Arriving in Japan I was shocked to see people reserving tables in coffee shops by leaving their bag, mobile phone, or other valuable things. Now I do the same, because finding a table is a bigger concern than having stuff stolen: it’s that safe (and crowded). With this safety I feel comfortable carrying and using cash for all purchases large or small.
That is common for Japan, where cash in circulation is equivalent to 20% of GDP, the highest percentage of all countries indexed by the BIS and more than twice the average. Safety is one factor. Also bank transfers, although relatively common, have fees and limits on the amount that can be transferred. Credit cards are not accepted everywhere and credit is relatively difficult to obtain, especially for foreigners. Overall, cash is a convenient option.
However, there are other forms of payment widely used in Japan, including prepaid travel smart cards (Suica and Pasmo), which are accepted at many points of sale. In addition, mobile payments from smartphones are slowly gaining ground.

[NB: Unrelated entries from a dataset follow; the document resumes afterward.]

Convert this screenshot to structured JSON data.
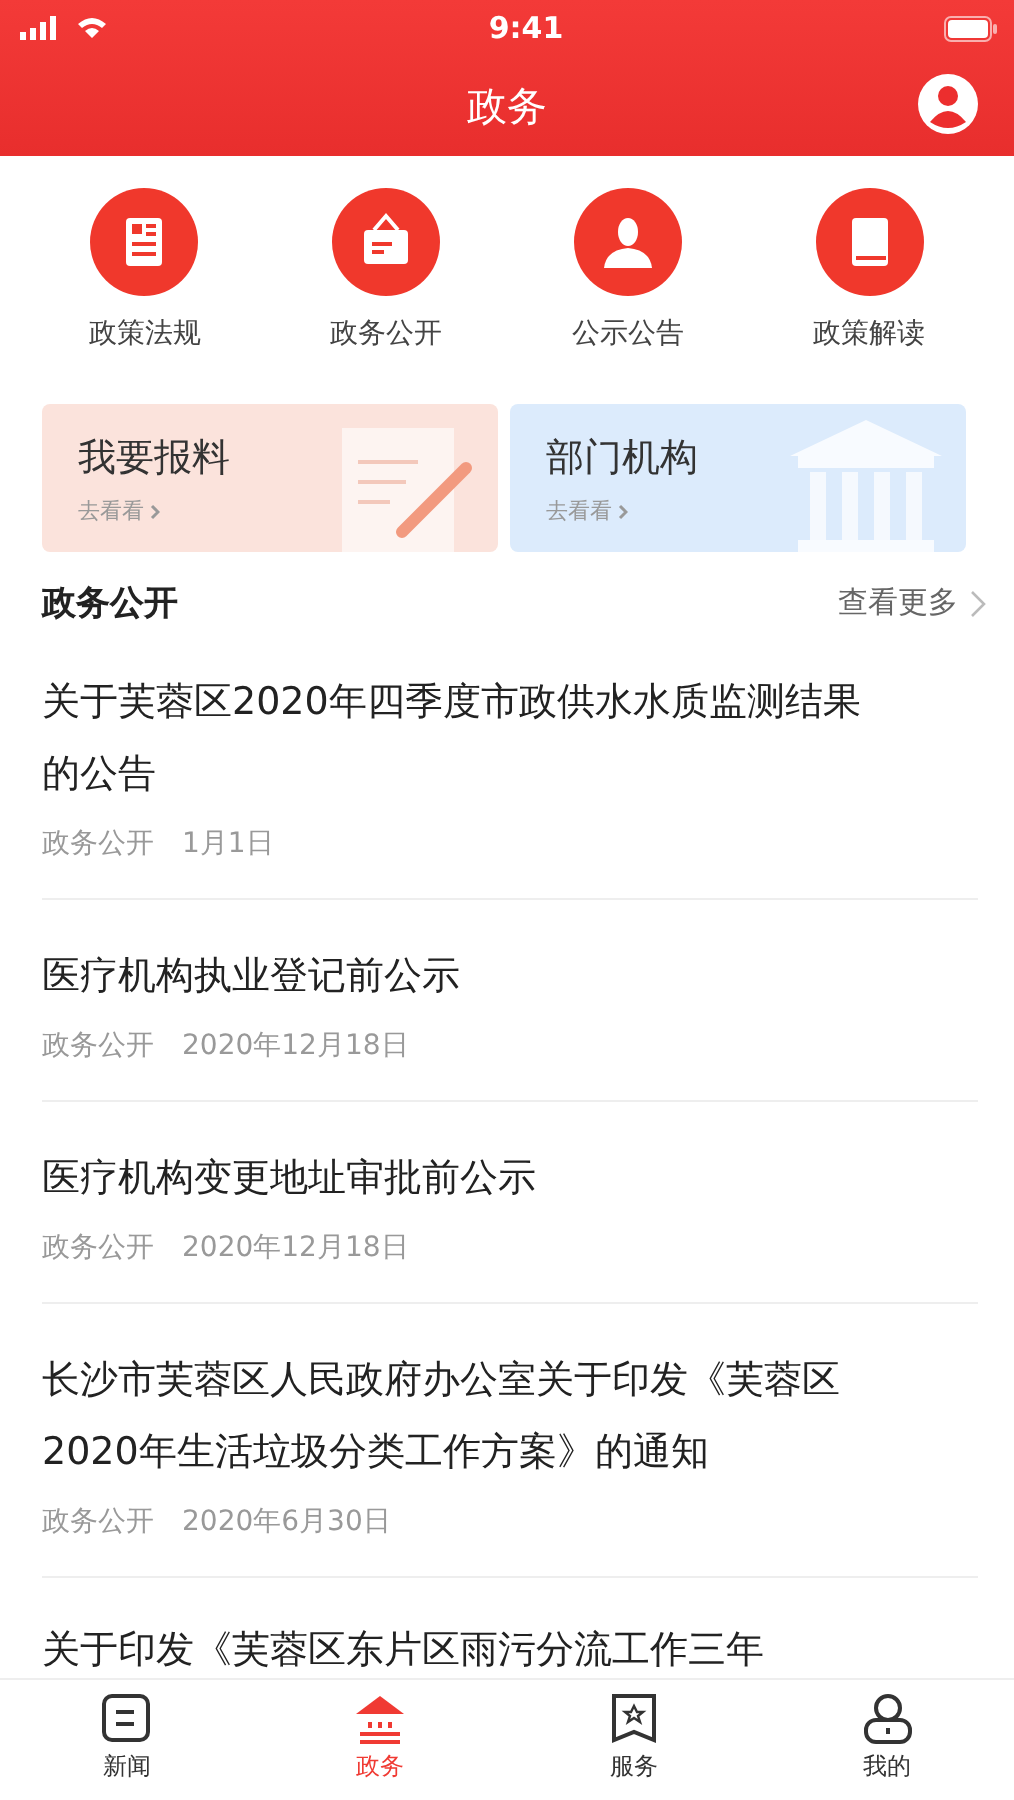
{
  "status_bar": {
    "time": "9:41"
  },
  "header": {
    "title": "政务"
  },
  "shortcuts": [
    {
      "label": "政策法规",
      "kind": "document"
    },
    {
      "label": "政务公开",
      "kind": "sign"
    },
    {
      "label": "公示公告",
      "kind": "person"
    },
    {
      "label": "政策解读",
      "kind": "book"
    }
  ],
  "cards": [
    {
      "title": "我要报料",
      "link": "去看看",
      "kind": "report"
    },
    {
      "title": "部门机构",
      "link": "去看看",
      "kind": "building"
    }
  ],
  "section": {
    "title": "政务公开",
    "more": "查看更多"
  },
  "articles": [
    {
      "title": "关于芙蓉区2020年四季度市政供水水质监测结果的公告",
      "category": "政务公开",
      "date": "1月1日"
    },
    {
      "title": "医疗机构执业登记前公示",
      "category": "政务公开",
      "date": "2020年12月18日"
    },
    {
      "title": "医疗机构变更地址审批前公示",
      "category": "政务公开",
      "date": "2020年12月18日"
    },
    {
      "title": "长沙市芙蓉区人民政府办公室关于印发《芙蓉区2020年生活垃圾分类工作方案》的通知",
      "category": "政务公开",
      "date": "2020年6月30日"
    },
    {
      "title": "关于印发《芙蓉区东片区雨污分流工作三年"
    }
  ],
  "tabbar": [
    {
      "label": "新闻",
      "kind": "news",
      "selected": false
    },
    {
      "label": "政务",
      "kind": "gov",
      "selected": true
    },
    {
      "label": "服务",
      "kind": "service",
      "selected": false
    },
    {
      "label": "我的",
      "kind": "me",
      "selected": false
    }
  ]
}
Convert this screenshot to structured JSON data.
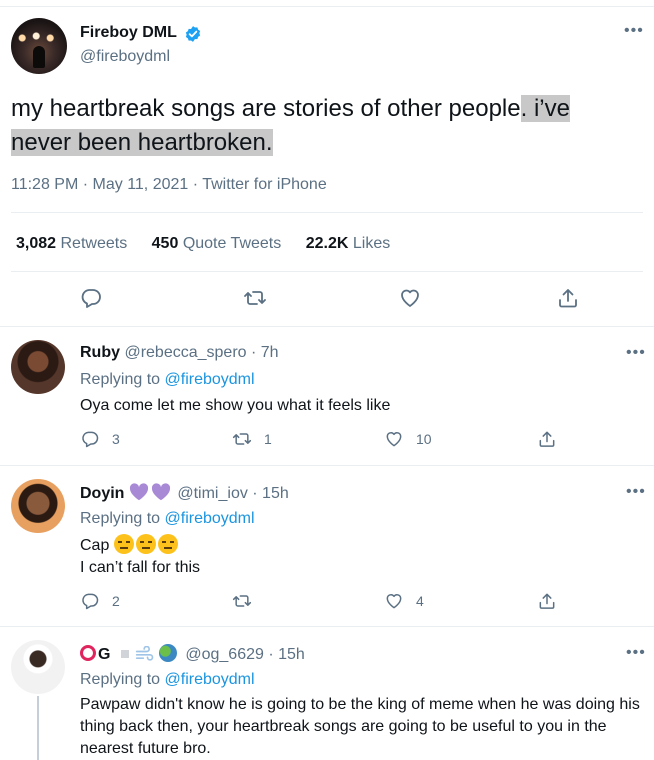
{
  "tweet": {
    "author_name": "Fireboy DML",
    "author_handle": "@fireboydml",
    "text_plain": "my heartbreak songs are stories of other people",
    "text_highlighted_a": ". i’ve",
    "text_highlighted_b": "never been heartbroken.",
    "meta": "11:28 PM · May 11, 2021 · Twitter for iPhone",
    "stats": {
      "retweets_count": "3,082",
      "retweets_label": "Retweets",
      "quotes_count": "450",
      "quotes_label": "Quote Tweets",
      "likes_count": "22.2K",
      "likes_label": "Likes"
    },
    "more": "•••"
  },
  "replies": [
    {
      "name": "Ruby",
      "handle_time": "@rebecca_spero · 7h",
      "replying_label": "Replying to",
      "replying_to": "@fireboydml",
      "text": "Oya come let me show you what it feels like",
      "reply_count": "3",
      "retweet_count": "1",
      "like_count": "10",
      "more": "•••"
    },
    {
      "name": "Doyin",
      "handle_time": "@timi_iov · 15h",
      "replying_label": "Replying to",
      "replying_to": "@fireboydml",
      "text_line1": "Cap",
      "text_line2": "I can’t fall for this",
      "reply_count": "2",
      "retweet_count": "",
      "like_count": "4",
      "more": "•••"
    },
    {
      "name": "G",
      "handle_time": "@og_6629 · 15h",
      "replying_label": "Replying to",
      "replying_to": "@fireboydml",
      "text": "Pawpaw didn't know he is going to be the king of meme when he was doing his thing back then, your heartbreak songs are going to be useful to you in the nearest future bro.",
      "more": "•••"
    }
  ],
  "colors": {
    "accent": "#1da1f2",
    "mention": "#1b95e0",
    "secondary_text": "#5b7083",
    "highlight": "#c8c8c8",
    "heart_purple": "#a889d6"
  },
  "icons": [
    "verified-icon",
    "reply-icon",
    "retweet-icon",
    "like-icon",
    "share-icon",
    "more-icon"
  ]
}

The latter could have a huge impact for retailers once the technology and consumer adoption are in place.
Widespread use of mobile payment is not yet at the doorstep. According to the latest studies, such as the Mastercard Mobile Payment Readiness Index consumer readiness for mobile payments is by far the weakest component of overall readiness in Japan. This creates a competitive opportunity for retailers who successfully grow mobile payments at physical stores.
Mobile payments offer retailers a few advantages:
Speed compared to handling notes and coins or processing chip credit card payments. This can produce shorter lines at the cashier and more efficient use of in-store staff.
Savings due to fees lower than the typical 1-3% for credit card transactions. In Australia, banks worried about losing these fees are banding together to push Apple to share access to the chip inside iPhones that enables mobile payments.
Security compared to credit cards, where retailers may be asked to bear the cost of fraudulent use.
Loyalty encouraged by the convenience and by adding loyalty programs, such as Walgreens partnering with Android Pay.
Globally, mobile payment options are growing, with heavyweights Apple Pay, Android Pay and Samsung Pay extending their coverage to more countries. In July, Apple Pay launched in France and Hong Kong and other Asian countries could be coming close behind.
Even in countries like Japan where those big three mobile payment options are not yet available, retailers can enable other types of mobile payment at the point of sale. For example, the payment features of Japanese shopping app Origami or Chinese social network WeChat. The battle for consumer wallets is just beginning…
What is your favorite payment method? Tell us about it in the comments!
Update September 8, 2016: Apply Pay is coming to Japan in October and will work with Suica.